So with all this tension around North Korea, assets in the region must be selling off, right? Not so much. In fact, the KOSPI reached an all-time high last week, and the trade-weighted KRW shows little sign of recent tensions. What gives? GS CoChief Markets Economist Charlie Himmelberg and Senior Asia Economist Goohoon Kwon believe that markets have become accustomed to geopolitical tensions waxing and waning, with rewards (usually) going to those investors who buy the dips. This mentality seems to be prevailing today, as even the most convincing evidence of markets pricing North Korea risk— elevated KRW/USD skew—looks somewhat modest (see above).
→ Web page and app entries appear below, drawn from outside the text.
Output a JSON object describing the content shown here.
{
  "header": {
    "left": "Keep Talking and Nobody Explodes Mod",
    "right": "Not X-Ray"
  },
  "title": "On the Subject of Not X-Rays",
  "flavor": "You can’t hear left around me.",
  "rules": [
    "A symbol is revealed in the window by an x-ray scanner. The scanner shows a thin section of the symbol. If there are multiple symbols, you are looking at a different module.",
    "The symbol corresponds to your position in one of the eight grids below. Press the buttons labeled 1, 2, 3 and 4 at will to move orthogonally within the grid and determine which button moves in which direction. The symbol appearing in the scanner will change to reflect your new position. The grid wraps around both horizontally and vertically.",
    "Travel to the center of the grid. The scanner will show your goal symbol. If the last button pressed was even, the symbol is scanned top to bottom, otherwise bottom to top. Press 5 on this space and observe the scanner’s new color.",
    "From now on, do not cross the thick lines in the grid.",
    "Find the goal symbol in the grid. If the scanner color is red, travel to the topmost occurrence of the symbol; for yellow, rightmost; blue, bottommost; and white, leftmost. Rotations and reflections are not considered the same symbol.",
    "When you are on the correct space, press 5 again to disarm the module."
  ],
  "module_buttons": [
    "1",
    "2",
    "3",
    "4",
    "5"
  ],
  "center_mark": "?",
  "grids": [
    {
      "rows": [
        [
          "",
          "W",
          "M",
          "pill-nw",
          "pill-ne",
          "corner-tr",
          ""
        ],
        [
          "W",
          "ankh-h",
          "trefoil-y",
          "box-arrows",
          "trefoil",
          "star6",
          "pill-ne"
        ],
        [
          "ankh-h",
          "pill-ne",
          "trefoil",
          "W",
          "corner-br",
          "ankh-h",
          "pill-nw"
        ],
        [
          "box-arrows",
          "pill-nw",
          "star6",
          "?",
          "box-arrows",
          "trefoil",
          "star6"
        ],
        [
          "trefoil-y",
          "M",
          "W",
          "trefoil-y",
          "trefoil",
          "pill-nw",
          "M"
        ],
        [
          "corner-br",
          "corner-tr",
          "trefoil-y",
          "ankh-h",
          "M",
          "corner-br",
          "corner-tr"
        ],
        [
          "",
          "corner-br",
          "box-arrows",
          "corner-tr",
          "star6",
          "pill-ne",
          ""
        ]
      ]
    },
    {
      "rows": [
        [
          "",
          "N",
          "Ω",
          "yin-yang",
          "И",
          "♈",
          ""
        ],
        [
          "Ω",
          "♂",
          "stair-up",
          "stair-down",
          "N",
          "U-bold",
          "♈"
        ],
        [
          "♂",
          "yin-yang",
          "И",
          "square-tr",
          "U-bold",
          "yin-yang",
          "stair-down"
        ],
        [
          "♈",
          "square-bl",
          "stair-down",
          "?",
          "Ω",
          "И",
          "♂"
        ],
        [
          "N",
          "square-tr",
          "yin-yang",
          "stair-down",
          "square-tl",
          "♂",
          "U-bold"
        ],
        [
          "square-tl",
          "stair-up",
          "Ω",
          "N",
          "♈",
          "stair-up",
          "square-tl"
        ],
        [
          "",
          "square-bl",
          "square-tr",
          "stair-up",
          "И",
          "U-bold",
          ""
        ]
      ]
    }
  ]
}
We sat down with Sandy Rattray, co-developer of the VIX and now the CIO of Man Group, to dig further into the seeming disconnect between high geopolitical and other risks and exceptionally low volatility, as well as the potential for popular trading strategies (think passive investing or volatility selling) to exacerbate market reactions to a tail-risk episode. In short, he believes volatility has remained low because some of the mostwatched “tail events” have so far turned out better for markets and economies than many observers expected (think Brexit). While he does not see shifts in trading strategies creating distortions in the market, he cautions that short-vol strategies pose significant risks if not managed appropriately. He strongly believes that the current low-vol environment is not a “new normal,” meaning that investors who aren’t prepared for its eventual end—whether through their asset allocation mix or more direct hedging strategies—are very likely to fare poorly.
We also look into an obvious set of assets tied to geopolitical risk: Defense and Cybersecurity stocks, and gold. GS Aerospace and Defense Analyst Noah Poponak observes a clear relationship between geopolitical escalations and defense spending, but reminds us that the defense budget was already inflecting from its recent trough, a key driver behind his Attractive view on the Defense sector.
Security Software Analyst Gabriela Borges highlights two stocks exposed to cyber: FEYE and VRNT. And Jeff Currie and Mikhail Sprogis of GS Commodities Research ask whether gold is truly a good geopolitical hedge. Their answer: It can be if the event involves currency debasement, but implementation is important. This analysis, however, doesn’t take into consideration gold market liquidity itself, which can be crucial when deciding to hedge via physical gold in a vault versus COMEX gold futures. Using a gold futures contract as the basis of the hedge makes the implicit assumption that market liquidity will not be a problem in the realization of a geopolitical event. The importance of liquidity was tested during the collapse of Lehman Brothers in September 2008. Gold prices declined sharply as both traded volumes and open interest on the exchange plummeted. After this liquidity event, investors became more conscious of the physical vs. futures market distinction and began to demand more physical gold or physically-backed ETFs as a hedge against black-swan events. The lesson learned was that if gold liquidity dries up along with the broader market’s, so does your hedge—unless it is physical gold in a vault, the true “hedge of last resort.”